Rehabilitation may also be necessary if you had to go to an acute care hospital because of your condition. Such additional treatment will then be recommended to you by the hospital. The application is made directly by the acute care hospital and they will organize a place for you in a rehabilitation clinic. Within 14 days after you are discharged from the hospital, you will then begin your rehabilitation.

Tip: Would you like to know what rehabilitation options are available, what the requirements are and how to apply for rehabilitation? Comprehensive information on the rehabilitation services of the German Pension Insurance can be found here (Link in German).

Rehabilitation is also available for children and adolescents with diabetes. Appropriate measures can be taken to overcome health problems, increasing the possibilities of regularly attending school, training or studying.


ÄrzteZeitung: Worauf Diabetiker beim Reha-Antrag achten müssen. (Letzter Abruf: 16.06.2023)
Bundesarbeitsgemeinschaft für Rehabilitation: Rahmenvereinbarung über den Rehabilitationssport und das Funktionstraining. (Letzter Abruf: 16.06.2023)
Bundesgesundheitsministerium: Rehabilitation. (Letzter Abruf: 16.06.2023)
Bischoff, M. et al.: Perioperativer Umgang mit Begleitmedikation. Anästhesiologie und Intensivmedizin. In: Anasthesiologie und Intensivmed, 2019, 60: 560-571
Bundesärztekammer et al.: Patientenleitlinie zur Nationalen Versorgungsleitlinie Therapie des Typ-2-Diabetes. 1. Auflage. Version 1. 2015
Bundesärztekammer et al.: Nationale Versorgungsleitlinie Therapie des Typ-2-Diabetes. Langfassung. 1. Auflage. Version 4. 2014 (Gültigkeit abgelaufen, in Überarbeitung)
Bundesverbandes Klinischer Diabetes-Einrichtungen: Stationäre Krankenhausbehandlung bei Diabetes mellitus.
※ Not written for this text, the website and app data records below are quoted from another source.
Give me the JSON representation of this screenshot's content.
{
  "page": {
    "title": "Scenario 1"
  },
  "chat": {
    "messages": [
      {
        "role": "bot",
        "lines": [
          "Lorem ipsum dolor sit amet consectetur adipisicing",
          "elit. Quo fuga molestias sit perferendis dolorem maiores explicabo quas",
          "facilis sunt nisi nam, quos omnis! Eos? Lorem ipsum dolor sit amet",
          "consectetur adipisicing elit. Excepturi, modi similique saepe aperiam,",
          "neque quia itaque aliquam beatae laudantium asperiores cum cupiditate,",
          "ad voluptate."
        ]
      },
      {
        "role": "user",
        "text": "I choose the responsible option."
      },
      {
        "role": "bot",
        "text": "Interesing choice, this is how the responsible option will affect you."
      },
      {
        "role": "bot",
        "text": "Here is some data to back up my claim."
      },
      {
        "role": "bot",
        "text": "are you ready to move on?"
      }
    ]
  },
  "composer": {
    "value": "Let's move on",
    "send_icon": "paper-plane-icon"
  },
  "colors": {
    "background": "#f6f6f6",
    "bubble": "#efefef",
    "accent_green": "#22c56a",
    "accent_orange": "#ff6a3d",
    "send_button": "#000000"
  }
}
In: Diabetes-Forum, 2015, 27: 42-43
Deutsche Diabetes Gesellschaft: S3-Leitlinie Therapie des Typ-1-Diabetes. 2. Auflage. 2018
Deutsche Diabetes Gesellschaft: Positionspapier der Deutschen Diabetes Gesellschaft zur Therapie des Diabetes mellitus im Krankenhaus. 2016
Deutsche Diabetes-Hilfe et al.: Mit Diabetes mit Krankenhaus: Was Sie bei einem Krankenhausaufenthalt beachten sollten. 2014
Deutsche Rentenversicherung: Warum Reha? (Letzter Abruf: 16.06.2023)
Deutsche Rentenversicherung: Reha für Kinder und Jugendliche. (Letzter Abruf: 16.06.2023)
Diabetes-Zentrum Quakenbrück: Einweisungsgründe. (Letzter Abruf: 16.06.2023)
Schreiner, M. J. et al.: Welche Medikamente sollen vor Anästhesien abgesetzt werden? In: Arzneiverordnung in der Praxis, 2019, 46: 39-44
As of: 16.06.2023